After 11 years, Make a Child Smile of Central Arkansas — a nonprofit organization dedicated to helping needy teenagers — finally has a place to call home.

"It was a dream to get a permanent home," President and founder Tracy Stocks said. "We’ve been vagabonds for years."

At 10 a.m. today, the nonprofit will have a grand opening and ribbon cutting at 1855 E. Oak St., suite 121. The event is to show the community the new location and reveal what everyone has worked so hard to achieve, Stocks said.

When the nonprofit first started in 2001, Stocks was located in the basement of an oil-change business, she said.

"We’ve come a long, long way," Stocks said.

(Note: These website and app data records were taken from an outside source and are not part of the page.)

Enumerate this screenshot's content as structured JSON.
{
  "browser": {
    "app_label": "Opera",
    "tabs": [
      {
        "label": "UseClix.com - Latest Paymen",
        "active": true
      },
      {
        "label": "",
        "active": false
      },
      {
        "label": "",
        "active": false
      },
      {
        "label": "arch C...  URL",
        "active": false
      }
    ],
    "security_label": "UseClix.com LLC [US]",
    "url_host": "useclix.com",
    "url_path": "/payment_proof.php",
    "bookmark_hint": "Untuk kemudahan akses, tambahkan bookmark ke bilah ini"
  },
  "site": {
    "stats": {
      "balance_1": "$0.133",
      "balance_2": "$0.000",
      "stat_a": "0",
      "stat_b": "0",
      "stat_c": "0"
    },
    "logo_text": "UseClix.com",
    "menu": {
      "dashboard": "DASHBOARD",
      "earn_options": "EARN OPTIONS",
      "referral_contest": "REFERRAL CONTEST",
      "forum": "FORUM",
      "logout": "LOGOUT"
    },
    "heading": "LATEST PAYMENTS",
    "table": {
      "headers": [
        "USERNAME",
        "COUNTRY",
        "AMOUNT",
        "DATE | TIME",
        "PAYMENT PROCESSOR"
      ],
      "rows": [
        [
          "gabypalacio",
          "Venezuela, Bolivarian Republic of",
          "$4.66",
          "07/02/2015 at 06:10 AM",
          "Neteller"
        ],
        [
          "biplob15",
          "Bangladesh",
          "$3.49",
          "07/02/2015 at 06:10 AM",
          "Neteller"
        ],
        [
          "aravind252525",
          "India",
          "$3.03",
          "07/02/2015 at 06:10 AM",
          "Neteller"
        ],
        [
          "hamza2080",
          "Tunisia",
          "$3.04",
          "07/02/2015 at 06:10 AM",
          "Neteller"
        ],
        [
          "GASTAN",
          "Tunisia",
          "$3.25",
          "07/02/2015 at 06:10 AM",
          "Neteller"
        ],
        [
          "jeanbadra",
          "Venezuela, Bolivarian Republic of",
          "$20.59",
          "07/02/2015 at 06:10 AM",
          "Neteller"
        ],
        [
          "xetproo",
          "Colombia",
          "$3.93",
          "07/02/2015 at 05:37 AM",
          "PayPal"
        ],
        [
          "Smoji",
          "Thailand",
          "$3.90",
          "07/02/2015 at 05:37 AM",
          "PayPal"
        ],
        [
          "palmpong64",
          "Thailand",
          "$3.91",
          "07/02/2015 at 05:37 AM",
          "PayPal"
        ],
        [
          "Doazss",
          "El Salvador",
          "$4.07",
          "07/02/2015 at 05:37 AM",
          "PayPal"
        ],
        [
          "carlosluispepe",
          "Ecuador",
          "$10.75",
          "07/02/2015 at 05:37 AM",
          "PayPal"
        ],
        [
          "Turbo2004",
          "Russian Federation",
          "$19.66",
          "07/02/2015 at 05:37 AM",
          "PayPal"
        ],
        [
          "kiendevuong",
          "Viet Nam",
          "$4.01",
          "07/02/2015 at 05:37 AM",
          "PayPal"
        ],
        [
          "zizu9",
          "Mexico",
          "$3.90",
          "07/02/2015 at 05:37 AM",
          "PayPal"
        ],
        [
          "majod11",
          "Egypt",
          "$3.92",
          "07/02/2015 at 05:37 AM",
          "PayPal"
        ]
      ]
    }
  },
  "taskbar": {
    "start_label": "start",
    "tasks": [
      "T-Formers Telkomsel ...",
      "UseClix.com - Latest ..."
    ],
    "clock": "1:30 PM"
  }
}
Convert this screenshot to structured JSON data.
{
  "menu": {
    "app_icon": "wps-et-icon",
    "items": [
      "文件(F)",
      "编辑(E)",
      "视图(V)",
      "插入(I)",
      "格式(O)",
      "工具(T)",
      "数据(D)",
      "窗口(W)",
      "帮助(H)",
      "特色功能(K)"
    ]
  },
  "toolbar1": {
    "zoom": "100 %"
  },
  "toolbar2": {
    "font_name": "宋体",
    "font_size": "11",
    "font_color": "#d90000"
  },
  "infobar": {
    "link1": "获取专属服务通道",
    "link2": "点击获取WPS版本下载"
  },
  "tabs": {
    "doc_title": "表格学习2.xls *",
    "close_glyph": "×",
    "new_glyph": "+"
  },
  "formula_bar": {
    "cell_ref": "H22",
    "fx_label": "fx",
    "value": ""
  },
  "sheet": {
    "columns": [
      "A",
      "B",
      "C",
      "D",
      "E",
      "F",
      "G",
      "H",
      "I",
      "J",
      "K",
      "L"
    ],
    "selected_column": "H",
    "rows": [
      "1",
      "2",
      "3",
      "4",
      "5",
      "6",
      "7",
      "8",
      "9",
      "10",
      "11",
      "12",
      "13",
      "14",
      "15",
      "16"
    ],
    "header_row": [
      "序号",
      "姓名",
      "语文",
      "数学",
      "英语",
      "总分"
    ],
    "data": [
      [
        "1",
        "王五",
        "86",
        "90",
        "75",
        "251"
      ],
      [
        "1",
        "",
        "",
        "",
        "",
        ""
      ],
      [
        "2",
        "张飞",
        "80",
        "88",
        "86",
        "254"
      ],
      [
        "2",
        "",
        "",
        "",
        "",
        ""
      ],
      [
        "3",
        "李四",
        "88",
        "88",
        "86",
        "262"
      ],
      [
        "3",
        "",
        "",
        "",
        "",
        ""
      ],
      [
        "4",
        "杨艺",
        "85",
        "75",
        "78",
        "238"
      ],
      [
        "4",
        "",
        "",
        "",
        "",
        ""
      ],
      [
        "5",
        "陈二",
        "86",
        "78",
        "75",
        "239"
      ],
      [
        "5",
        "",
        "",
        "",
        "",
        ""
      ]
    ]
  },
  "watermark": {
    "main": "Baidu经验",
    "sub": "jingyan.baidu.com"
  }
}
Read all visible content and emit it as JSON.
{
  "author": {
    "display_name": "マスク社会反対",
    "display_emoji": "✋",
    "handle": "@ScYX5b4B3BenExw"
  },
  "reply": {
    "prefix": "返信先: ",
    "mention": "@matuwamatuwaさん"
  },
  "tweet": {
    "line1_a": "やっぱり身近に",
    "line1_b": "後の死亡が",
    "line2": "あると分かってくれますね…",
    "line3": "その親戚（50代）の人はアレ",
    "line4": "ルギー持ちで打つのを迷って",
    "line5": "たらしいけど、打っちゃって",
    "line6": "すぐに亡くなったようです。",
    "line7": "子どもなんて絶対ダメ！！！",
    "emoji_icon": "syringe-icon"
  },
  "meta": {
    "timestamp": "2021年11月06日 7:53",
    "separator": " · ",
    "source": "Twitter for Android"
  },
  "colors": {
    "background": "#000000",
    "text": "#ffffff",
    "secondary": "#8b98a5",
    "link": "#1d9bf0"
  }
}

Stocks saw a need for helping teenaged students, age 14 and up, get what they need to go back to school. Lots of people help younger children or put money into efforts to give children Christmas presents, but often times, youths are overlooked, Stocks said. Make a Child Smile started as a Christmas-time project, but it evolved to fill a bigger need, she said.

"That has turned more into my passion," Stocks said. "There’s lots of people who help during Christmas, but we take kids no one wants."

The new location will allow Stocks to have a store that looks like a retail shop, complete with a donated sign, Stocks said. Teenagers who need help can shop at the store, she said.

"They are shopping," Stocks said. "Kids can be proud to go there and get stuff. They aren’t standing in line for a handout."

Store hours will be by appointment only because the organization is run strictly by volunteers. Stocks has about 30 people she can call on to help out, but about half of those are regular volunteers, she said. Hours will typically be after work.

Typically, the organization helps out about 350 kids through the project, Stocks said. That many kids and overhead will eat through the $8,000 in grants and donations the nonprofit organization received this year.

Donations are still needed, Stocks said. Make a Child Smile needs new back-to-school supplies, hygiene products and gently used jeans and shoes that a teen would want to wear. Stocks said she could also use money donations to pay for things like overhead or to use to buy new items at a discount.

Stocks said she is excited about the grand opening and hopes people come and see what all the hubbub is about.

"[The grand open is a] time everybody can see what everybody has put their money towards," Stocks said.